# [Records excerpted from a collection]
****
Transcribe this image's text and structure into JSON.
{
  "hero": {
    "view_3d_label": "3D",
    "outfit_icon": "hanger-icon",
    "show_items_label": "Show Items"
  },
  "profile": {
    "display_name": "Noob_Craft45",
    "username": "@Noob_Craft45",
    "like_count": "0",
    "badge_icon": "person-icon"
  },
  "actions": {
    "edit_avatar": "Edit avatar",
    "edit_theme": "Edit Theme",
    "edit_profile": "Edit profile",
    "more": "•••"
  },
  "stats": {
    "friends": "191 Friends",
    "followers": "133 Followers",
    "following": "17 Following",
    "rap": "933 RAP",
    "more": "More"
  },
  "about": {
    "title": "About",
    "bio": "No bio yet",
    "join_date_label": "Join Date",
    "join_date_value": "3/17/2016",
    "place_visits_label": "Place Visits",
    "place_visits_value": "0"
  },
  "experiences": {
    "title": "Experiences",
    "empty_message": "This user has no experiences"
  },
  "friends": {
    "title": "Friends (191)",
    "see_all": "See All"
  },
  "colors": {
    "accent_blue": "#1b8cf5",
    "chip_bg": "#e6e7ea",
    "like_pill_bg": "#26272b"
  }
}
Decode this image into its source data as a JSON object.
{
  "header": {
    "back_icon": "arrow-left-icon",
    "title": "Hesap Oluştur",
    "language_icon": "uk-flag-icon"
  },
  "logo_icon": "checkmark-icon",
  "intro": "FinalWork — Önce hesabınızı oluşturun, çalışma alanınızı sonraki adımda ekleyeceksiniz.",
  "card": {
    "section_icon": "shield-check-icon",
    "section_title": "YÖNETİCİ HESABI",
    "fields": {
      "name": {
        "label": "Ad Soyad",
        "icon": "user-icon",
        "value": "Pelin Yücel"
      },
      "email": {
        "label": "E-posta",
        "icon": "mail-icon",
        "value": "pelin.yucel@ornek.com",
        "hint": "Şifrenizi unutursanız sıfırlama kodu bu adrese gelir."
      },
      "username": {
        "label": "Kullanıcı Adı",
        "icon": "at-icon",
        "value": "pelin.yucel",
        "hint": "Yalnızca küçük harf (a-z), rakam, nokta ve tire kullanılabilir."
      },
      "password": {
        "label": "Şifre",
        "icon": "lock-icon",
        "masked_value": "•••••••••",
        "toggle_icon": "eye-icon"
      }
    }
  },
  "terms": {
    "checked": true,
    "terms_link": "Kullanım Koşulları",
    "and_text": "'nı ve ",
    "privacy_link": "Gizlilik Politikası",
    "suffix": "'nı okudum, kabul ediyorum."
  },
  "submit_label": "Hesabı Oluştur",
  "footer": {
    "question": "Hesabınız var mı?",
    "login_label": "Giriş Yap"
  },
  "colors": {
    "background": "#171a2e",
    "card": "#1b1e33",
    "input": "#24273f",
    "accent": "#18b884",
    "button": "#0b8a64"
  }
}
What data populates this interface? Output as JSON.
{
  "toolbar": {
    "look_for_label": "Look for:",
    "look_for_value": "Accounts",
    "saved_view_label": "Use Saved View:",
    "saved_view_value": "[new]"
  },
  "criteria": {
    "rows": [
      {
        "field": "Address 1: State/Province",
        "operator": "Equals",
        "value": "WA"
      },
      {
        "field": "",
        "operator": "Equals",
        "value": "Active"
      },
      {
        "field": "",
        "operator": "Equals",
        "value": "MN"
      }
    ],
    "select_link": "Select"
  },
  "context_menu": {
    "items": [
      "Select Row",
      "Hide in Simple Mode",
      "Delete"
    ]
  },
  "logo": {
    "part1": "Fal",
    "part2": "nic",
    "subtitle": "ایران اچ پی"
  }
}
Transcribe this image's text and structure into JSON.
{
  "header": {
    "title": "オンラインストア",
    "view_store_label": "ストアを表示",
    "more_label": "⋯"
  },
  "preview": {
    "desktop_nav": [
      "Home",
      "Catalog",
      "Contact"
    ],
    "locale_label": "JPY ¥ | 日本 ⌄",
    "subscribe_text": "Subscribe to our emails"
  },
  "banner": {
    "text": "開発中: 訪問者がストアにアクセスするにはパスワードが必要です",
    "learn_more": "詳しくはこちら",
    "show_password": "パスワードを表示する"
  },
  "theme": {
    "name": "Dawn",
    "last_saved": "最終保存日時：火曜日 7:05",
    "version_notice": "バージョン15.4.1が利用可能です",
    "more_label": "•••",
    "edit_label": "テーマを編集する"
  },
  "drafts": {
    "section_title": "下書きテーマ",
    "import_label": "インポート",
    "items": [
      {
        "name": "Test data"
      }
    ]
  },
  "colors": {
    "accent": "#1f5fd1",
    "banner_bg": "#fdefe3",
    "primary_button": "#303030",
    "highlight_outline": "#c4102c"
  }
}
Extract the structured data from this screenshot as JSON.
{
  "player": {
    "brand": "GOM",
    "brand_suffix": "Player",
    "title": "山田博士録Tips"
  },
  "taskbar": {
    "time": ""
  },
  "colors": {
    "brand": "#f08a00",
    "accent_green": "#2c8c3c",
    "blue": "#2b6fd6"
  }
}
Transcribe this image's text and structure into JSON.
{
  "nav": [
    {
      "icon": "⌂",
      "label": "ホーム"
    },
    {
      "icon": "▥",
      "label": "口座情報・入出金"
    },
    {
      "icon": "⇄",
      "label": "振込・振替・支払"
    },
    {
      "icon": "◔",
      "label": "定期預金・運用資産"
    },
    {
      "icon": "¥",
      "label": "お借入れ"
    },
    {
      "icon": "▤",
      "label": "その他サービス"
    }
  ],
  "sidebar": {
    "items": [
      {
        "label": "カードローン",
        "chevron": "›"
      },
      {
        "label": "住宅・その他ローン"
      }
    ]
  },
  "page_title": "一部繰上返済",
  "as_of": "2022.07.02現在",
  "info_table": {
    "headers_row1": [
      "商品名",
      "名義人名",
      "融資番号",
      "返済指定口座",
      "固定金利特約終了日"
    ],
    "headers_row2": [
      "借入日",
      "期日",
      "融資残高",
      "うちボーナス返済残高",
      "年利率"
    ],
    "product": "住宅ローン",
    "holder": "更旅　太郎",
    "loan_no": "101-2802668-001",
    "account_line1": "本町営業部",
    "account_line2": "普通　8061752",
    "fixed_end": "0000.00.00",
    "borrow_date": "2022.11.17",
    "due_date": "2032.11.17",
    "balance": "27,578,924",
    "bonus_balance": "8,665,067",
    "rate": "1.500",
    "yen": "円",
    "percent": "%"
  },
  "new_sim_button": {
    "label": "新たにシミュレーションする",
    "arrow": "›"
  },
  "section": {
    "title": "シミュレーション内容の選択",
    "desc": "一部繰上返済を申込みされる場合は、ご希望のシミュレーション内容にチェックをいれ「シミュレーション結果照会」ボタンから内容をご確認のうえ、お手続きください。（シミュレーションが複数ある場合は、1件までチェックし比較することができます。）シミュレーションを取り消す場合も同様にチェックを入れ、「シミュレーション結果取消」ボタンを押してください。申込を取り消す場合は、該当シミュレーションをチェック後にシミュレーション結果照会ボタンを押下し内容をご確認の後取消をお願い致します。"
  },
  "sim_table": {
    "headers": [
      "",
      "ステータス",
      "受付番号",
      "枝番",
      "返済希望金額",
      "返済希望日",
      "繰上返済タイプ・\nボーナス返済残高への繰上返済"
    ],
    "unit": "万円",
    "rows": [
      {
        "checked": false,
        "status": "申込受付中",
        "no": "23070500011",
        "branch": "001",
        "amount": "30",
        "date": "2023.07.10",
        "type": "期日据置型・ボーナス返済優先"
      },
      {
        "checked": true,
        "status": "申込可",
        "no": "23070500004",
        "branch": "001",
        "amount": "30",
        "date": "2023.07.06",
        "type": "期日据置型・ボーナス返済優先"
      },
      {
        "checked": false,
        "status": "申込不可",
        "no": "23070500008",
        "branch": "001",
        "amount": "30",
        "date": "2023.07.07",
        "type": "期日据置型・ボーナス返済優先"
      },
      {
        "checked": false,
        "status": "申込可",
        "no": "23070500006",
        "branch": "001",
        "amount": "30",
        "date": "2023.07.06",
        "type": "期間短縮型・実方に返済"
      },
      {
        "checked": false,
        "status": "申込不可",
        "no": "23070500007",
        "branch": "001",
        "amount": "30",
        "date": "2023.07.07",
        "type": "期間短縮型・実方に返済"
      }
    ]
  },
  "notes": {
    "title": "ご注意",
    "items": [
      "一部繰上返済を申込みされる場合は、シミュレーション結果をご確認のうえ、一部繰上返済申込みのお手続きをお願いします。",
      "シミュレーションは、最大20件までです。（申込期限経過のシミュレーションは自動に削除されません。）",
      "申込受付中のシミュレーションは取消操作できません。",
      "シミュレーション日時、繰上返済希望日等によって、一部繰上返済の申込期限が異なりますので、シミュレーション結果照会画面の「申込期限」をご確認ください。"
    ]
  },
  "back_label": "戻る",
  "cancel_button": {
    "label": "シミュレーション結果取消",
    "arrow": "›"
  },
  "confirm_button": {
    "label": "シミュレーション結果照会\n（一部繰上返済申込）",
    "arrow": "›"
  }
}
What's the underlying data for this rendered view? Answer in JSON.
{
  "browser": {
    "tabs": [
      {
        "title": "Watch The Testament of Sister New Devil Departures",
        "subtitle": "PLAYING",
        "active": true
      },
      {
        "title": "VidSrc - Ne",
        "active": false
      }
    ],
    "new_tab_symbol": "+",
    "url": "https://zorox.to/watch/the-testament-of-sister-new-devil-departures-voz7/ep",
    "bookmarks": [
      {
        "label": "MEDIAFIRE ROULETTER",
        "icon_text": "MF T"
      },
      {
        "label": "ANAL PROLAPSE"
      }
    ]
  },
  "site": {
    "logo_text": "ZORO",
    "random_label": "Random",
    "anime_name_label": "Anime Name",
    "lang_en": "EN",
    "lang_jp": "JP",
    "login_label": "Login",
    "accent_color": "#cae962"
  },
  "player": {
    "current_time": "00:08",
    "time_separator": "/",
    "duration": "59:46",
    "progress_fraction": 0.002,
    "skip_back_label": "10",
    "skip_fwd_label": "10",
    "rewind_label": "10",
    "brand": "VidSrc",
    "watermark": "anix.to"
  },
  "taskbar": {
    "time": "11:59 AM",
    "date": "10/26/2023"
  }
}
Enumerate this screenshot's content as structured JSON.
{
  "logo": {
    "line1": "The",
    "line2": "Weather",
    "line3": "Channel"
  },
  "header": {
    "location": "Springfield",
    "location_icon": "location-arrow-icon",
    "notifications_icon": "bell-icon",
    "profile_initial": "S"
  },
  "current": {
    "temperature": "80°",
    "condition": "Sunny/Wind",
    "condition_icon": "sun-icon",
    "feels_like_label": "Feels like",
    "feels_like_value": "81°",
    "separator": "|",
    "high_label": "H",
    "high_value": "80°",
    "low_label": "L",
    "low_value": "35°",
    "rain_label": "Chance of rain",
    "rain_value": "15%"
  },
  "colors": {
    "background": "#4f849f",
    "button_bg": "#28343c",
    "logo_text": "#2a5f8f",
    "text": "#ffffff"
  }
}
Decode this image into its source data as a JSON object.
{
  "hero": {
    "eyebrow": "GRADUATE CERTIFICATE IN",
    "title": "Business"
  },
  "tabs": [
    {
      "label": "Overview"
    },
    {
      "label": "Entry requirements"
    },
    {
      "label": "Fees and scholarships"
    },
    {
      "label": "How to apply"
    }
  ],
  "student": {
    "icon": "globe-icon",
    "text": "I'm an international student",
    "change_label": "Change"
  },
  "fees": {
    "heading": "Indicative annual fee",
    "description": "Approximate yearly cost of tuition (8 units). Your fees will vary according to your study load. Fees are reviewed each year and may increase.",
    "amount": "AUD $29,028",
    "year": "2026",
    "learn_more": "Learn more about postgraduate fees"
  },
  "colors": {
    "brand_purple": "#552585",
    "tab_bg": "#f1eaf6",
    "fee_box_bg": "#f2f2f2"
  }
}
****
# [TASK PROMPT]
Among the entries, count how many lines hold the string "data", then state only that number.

# [ANSWER TO THE EXERCISE]
6